Part 5 in a Series

The systematic oppression of black people has been thrust into national consciousness because of the visibility of recent police brutality against black men.

Black Lives Matter (BLM), the emerging social movement challenging this violence and the institutionalized inequalities that underlie and uphold it, started as a hashtag by three black queer women activists. Now it has become a national call to action that has brought thousands of people of diverse racial and cultural backgrounds into the streets to demand immediate changes in police policies and practices.

Pacific Standard, Dec. 19, 2014

blacklivesmatter_genderOn December 18th (2014), Associate professor Adia Harvey Wingfield of Georgia State University wrote an analysis of the gendering of BLM for the Pacific Standard (PS). We wrote an article the next day, also in PS, on how social scientists can do more to end racial subjugation. Together, these articles offer both a feminist perspective on the movement and a concrete set of ways social scientists can take action.

Professor Wingfield’s analysis demonstrates how the BLM protests are important not only because they draw attention to ongoing acts of racial persecution, but because they reveal how gender shapes police violence and those who are victimized by it.
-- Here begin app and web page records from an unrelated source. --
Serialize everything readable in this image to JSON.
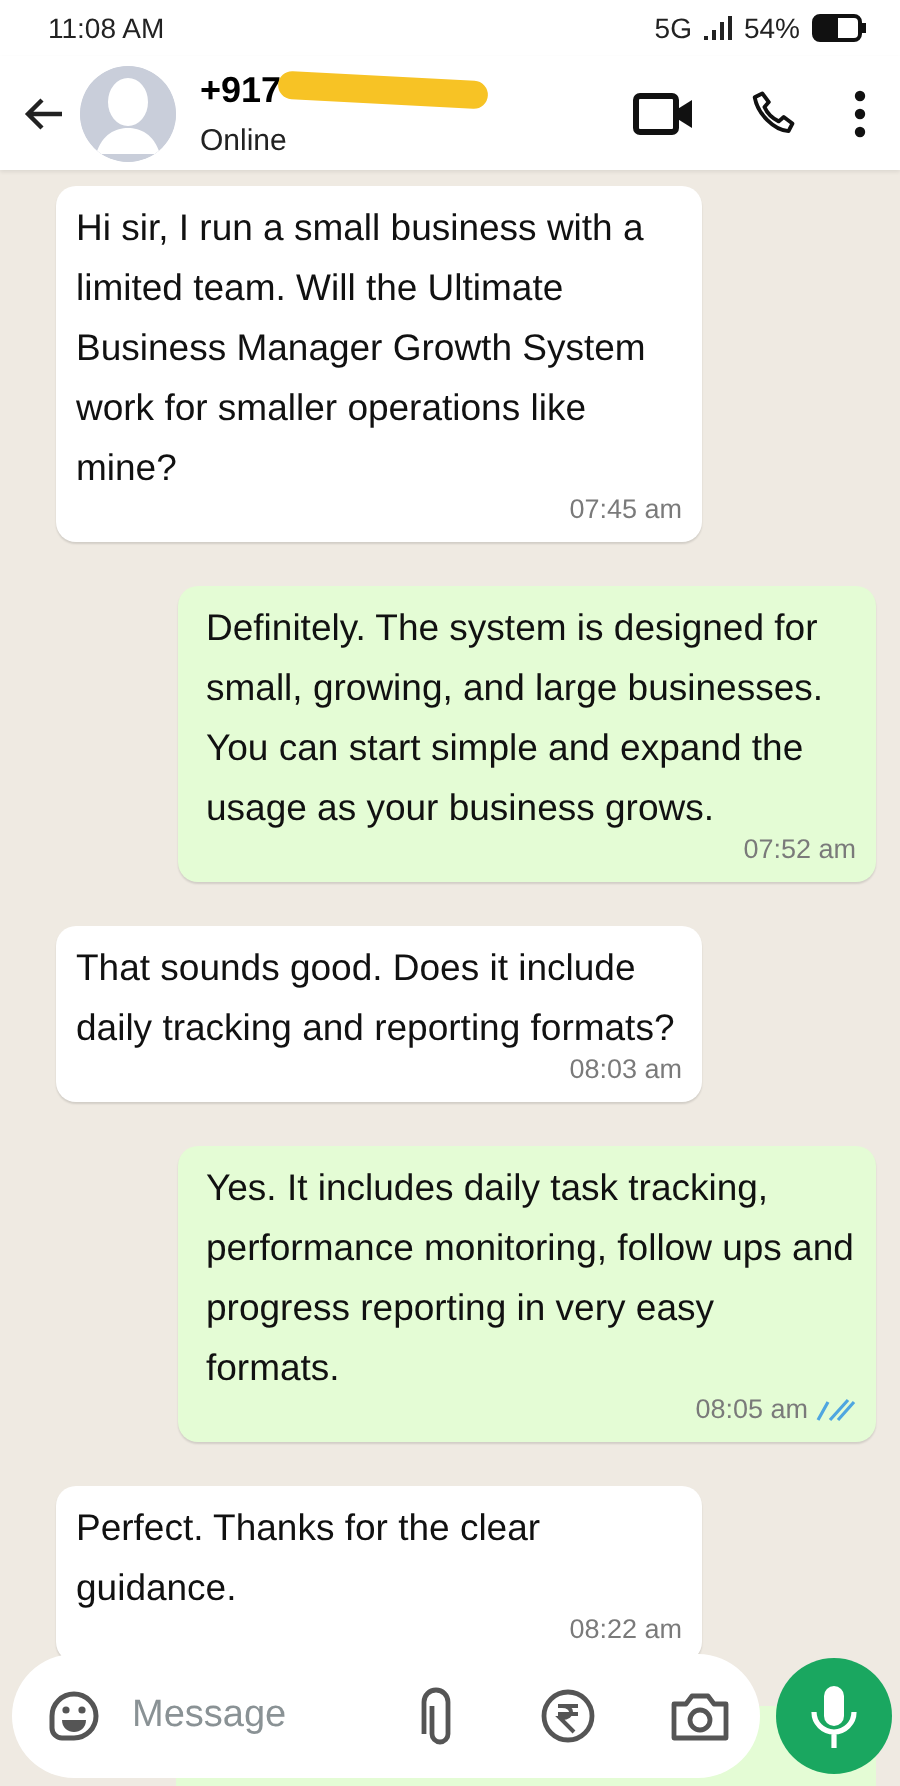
{
  "status_bar": {
    "time": "11:08 AM",
    "network": "5G",
    "battery": "54%"
  },
  "header": {
    "contact": "+917",
    "presence": "Online"
  },
  "messages": [
    {
      "kind": "incoming",
      "text": "Hi sir, I run a small business with a limited team. Will the Ultimate Business Manager Growth System work for smaller operations like mine?",
      "time": "07:45 am"
    },
    {
      "kind": "outgoing",
      "text": "Definitely. The system is designed for small, growing, and large businesses. You can start simple and expand the usage as your business grows.",
      "time": "07:52 am",
      "read": false
    },
    {
      "kind": "incoming",
      "text": "That sounds good. Does it include daily tracking and reporting formats?",
      "time": "08:03 am"
    },
    {
      "kind": "outgoing",
      "text": "Yes. It includes daily task tracking, performance monitoring, follow ups and progress reporting in very easy formats.",
      "time": "08:05 am",
      "read": true
    },
    {
      "kind": "incoming",
      "text": "Perfect. Thanks for the clear guidance.",
      "time": "08:22 am"
    }
  ],
  "composer": {
    "placeholder": "Message"
  }
}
  • It’s safe to say that the most well-known victims of police (and self-appointed vigilante) violence are black males….
  • Black men have historically been and continue to be cast as dangerous, threatening, and inclined to violent behavior. This stereotype has its roots in the post-slavery era when such “violence” was used as a justification for lynching black men.
  • The stereotype of black male criminality may have the unintended consequence of making criminal activity more difficult to curtail.

Black women are an untold side of this story.

  • The act of protesting itself is a gendered activity, also involving covert forms of protest.
  • If police violence is seen as a black men’s issue, then black female victims are easily overlooked and the problem persists.
  • Depictions of black men as the primary victims of police violence may make black women reluctant to involve law enforcement.

Read the full article: “Gendering #BlackLivesMatter: A Feminist Perspective” by Adia Harvey Wingfield, Pacific Standard, Dec. 18, 2014.

sws_protestOn December 19th (2014) we argued, too, that using our knowledge of social systems, all social scientists—black or white, race scholar or not—have an opportunity to challenge white privilege. As social scientists, our job is to understand the social structures within society that reproduce inequities. We can, in tangible ways, bring our sociological imaginations to bear on the eradication of racial repression.

We can:

  1. Listen and follow the lead of this black-led movement to confront racial injustice.
  2. Assess the critical role of law enforcement.
  3. Create space in our classrooms for dialogue about white privilege and anti-black racism.
  4. Support social action among our students.
  5. Incorporate a race lens into our research and writing, and include research on race in our syllabi.
  6. Share our findings with other colleagues, activists, and our broader communities.
  7. Open our eyes, look around, and “interrupt oppression” when we see it.
  8. Talk about the Black Lives Matter movement and engage in critical dialogue to transform our institutions.
  9. Mobilize anti-racist white people.
  10. Help to change the system.

Racial justice requires fundamental changes to a system with deep historical roots, one that structurally disadvantages black people as a group. At this critical time, we all have an opportunity to examine ourselves and to support those seeking transparency, accountability, and safety in their communities.

Read the full article: “Social Scientists Can Do More to Eradicate Racial Oppression” by Gayle Sulik and Mindy Fried, Pacific Standard, Dec. 19, 2014.

Read the entire Black Lives Matter Series on Feminist Reflections